Once you have added the lining, you can insert your insulation into the frame, it's like a little nest. You can cut the insulation quite easily with a knife, but do wear gloves. Roxul Safe'n'Sound is the insulation to look for at your home center. One big bag contains eight 2 x 4 slabs of insulation... that's a lot of panels!
Next, measure and cut your upholstery fabric, adding plenty of extra material to wrap around the sides. Cats are not helpful with this step. I used a heavy, textured fabric, something you would expect to see on a chair. Watch for sales and choose wisely, the upholstery fabric can be pricey.
Staple your upholstery fabric to the front and sides of your frame, right over the upholstery lining. Work carefully, making sure the fabric is pulled smooth.
Now add upholstery lining to the back of your panel. Fold the edges under before you staple for a clean finish. Voila, very nice! We simply hung our panels with picture frame wire.

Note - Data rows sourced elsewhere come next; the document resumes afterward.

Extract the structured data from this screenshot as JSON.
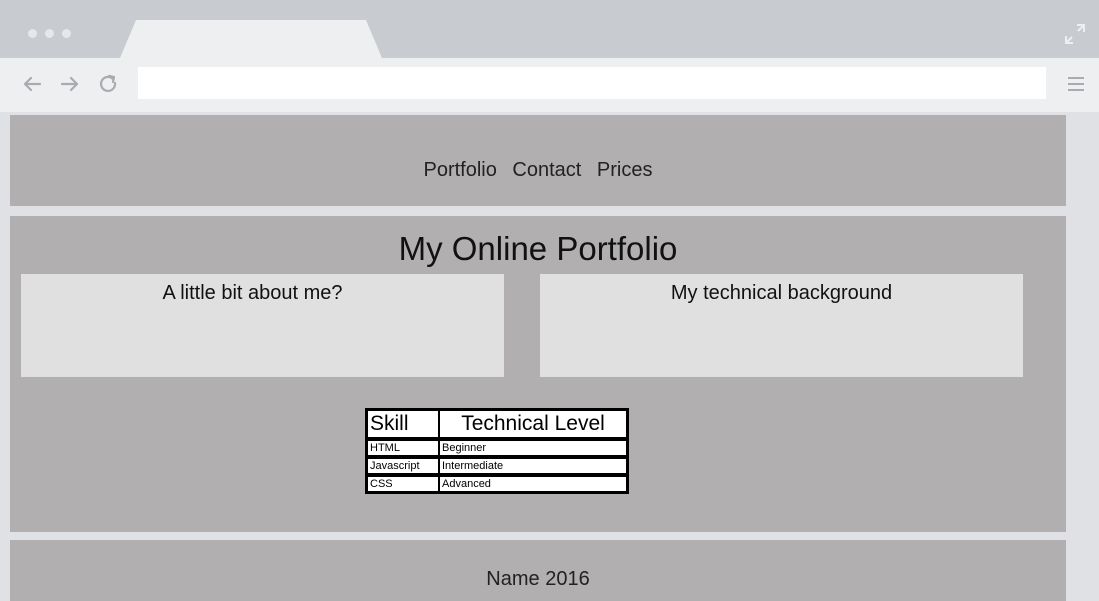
{
  "browser": {
    "address": "",
    "icons": {
      "back": "arrow-left-icon",
      "forward": "arrow-right-icon",
      "reload": "reload-icon",
      "menu": "hamburger-menu-icon",
      "expand": "expand-icon"
    }
  },
  "header": {
    "nav": [
      "Portfolio",
      "Contact",
      "Prices"
    ]
  },
  "main": {
    "title": "My Online Portfolio",
    "about_heading": "A little bit about me?",
    "tech_heading": "My technical background",
    "table": {
      "headers": [
        "Skill",
        "Technical Level"
      ],
      "rows": [
        [
          "HTML",
          "Beginner"
        ],
        [
          "Javascript",
          "Intermediate"
        ],
        [
          "CSS",
          "Advanced"
        ]
      ]
    }
  },
  "footer": {
    "text": "Name 2016"
  },
  "colors": {
    "section_bg": "#b1afb0",
    "card_bg": "#e0e0e0",
    "chrome_bg": "#c8cbcf",
    "toolbar_bg": "#eeeff1"
  }
}
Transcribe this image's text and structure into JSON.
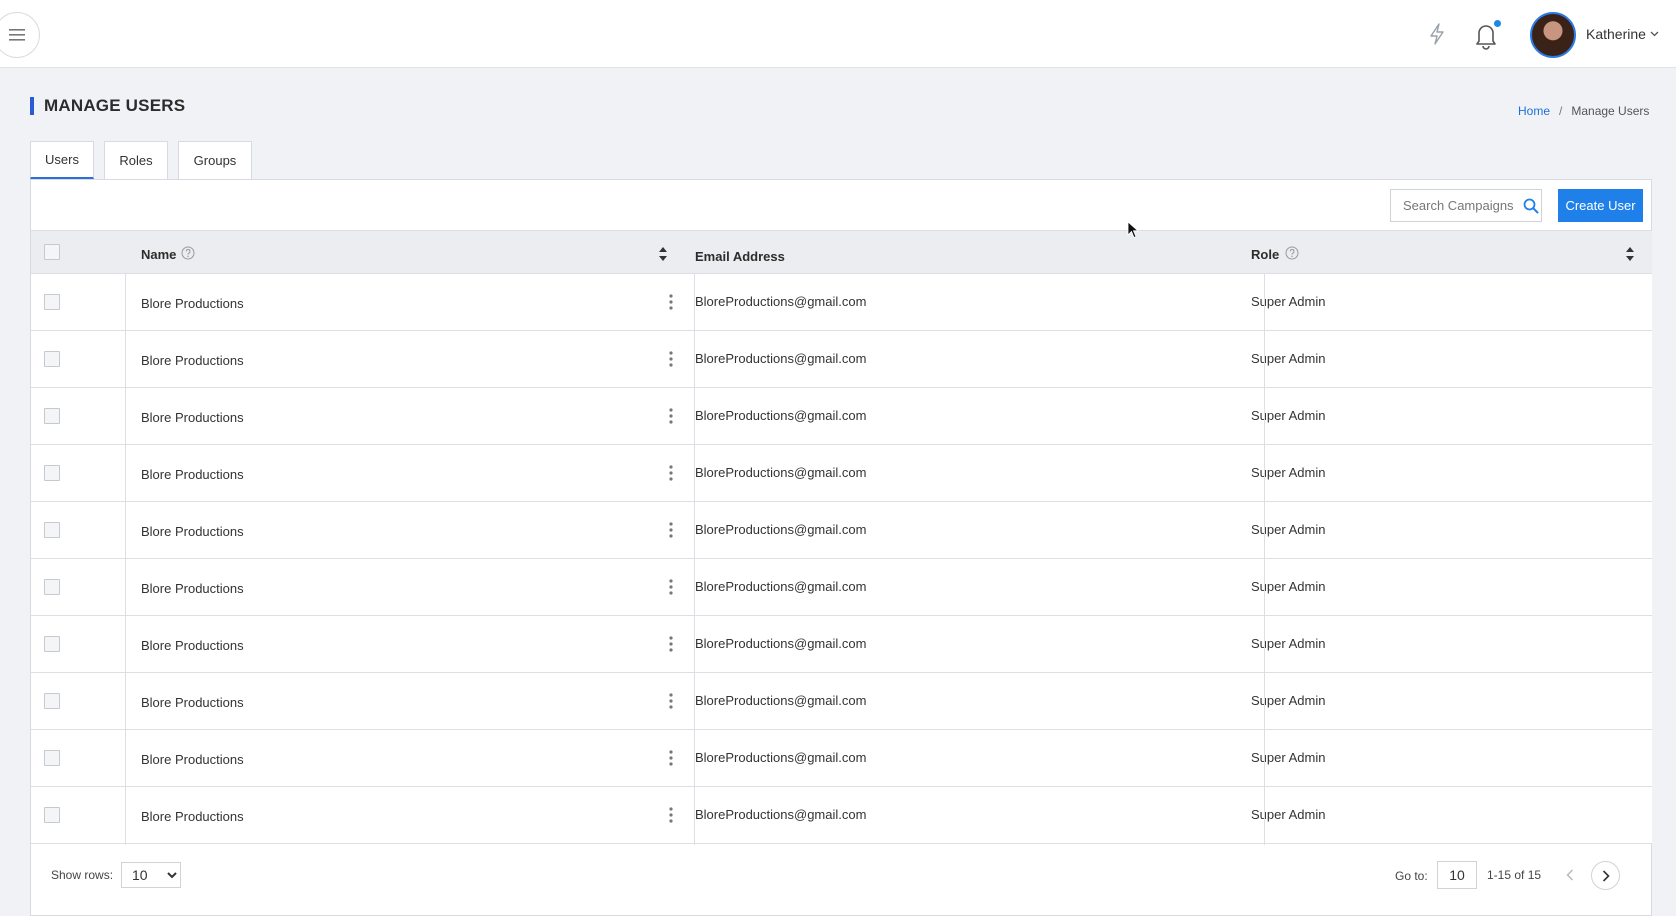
{
  "header": {
    "user_name": "Katherine",
    "icons": [
      "hamburger-menu-icon",
      "bolt-icon",
      "bell-icon",
      "avatar",
      "chevron-down-icon"
    ],
    "accent_color": "#1e88e5"
  },
  "page": {
    "title": "MANAGE USERS",
    "breadcrumb": {
      "home": "Home",
      "separator": "/",
      "current": "Manage Users"
    }
  },
  "tabs": [
    {
      "label": "Users",
      "active": true
    },
    {
      "label": "Roles",
      "active": false
    },
    {
      "label": "Groups",
      "active": false
    }
  ],
  "toolbar": {
    "search_placeholder": "Search Campaigns",
    "create_label": "Create User",
    "create_color": "#1e80e8"
  },
  "table": {
    "columns": {
      "name": "Name",
      "email": "Email Address",
      "role": "Role"
    },
    "rows": [
      {
        "name": "Blore Productions",
        "email": "BloreProductions@gmail.com",
        "role": "Super Admin"
      },
      {
        "name": "Blore Productions",
        "email": "BloreProductions@gmail.com",
        "role": "Super Admin"
      },
      {
        "name": "Blore Productions",
        "email": "BloreProductions@gmail.com",
        "role": "Super Admin"
      },
      {
        "name": "Blore Productions",
        "email": "BloreProductions@gmail.com",
        "role": "Super Admin"
      },
      {
        "name": "Blore Productions",
        "email": "BloreProductions@gmail.com",
        "role": "Super Admin"
      },
      {
        "name": "Blore Productions",
        "email": "BloreProductions@gmail.com",
        "role": "Super Admin"
      },
      {
        "name": "Blore Productions",
        "email": "BloreProductions@gmail.com",
        "role": "Super Admin"
      },
      {
        "name": "Blore Productions",
        "email": "BloreProductions@gmail.com",
        "role": "Super Admin"
      },
      {
        "name": "Blore Productions",
        "email": "BloreProductions@gmail.com",
        "role": "Super Admin"
      },
      {
        "name": "Blore Productions",
        "email": "BloreProductions@gmail.com",
        "role": "Super Admin"
      }
    ]
  },
  "footer": {
    "show_rows_label": "Show rows:",
    "rows_options": [
      "10"
    ],
    "rows_selected": "10",
    "goto_label": "Go to:",
    "goto_value": "10",
    "range": "1-15 of 15"
  }
}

I placed two panels directly behind my piano and another two in strategic spots in the room. I was amazed at the difference right away. I don't feel like I need to play with the soft pedal down (yes, seriously) and even the tone of my voice is nicely absorbed in the acoustic treatment.
Hope this gives you some ideas for a useful weekend project. Here's to happy ears.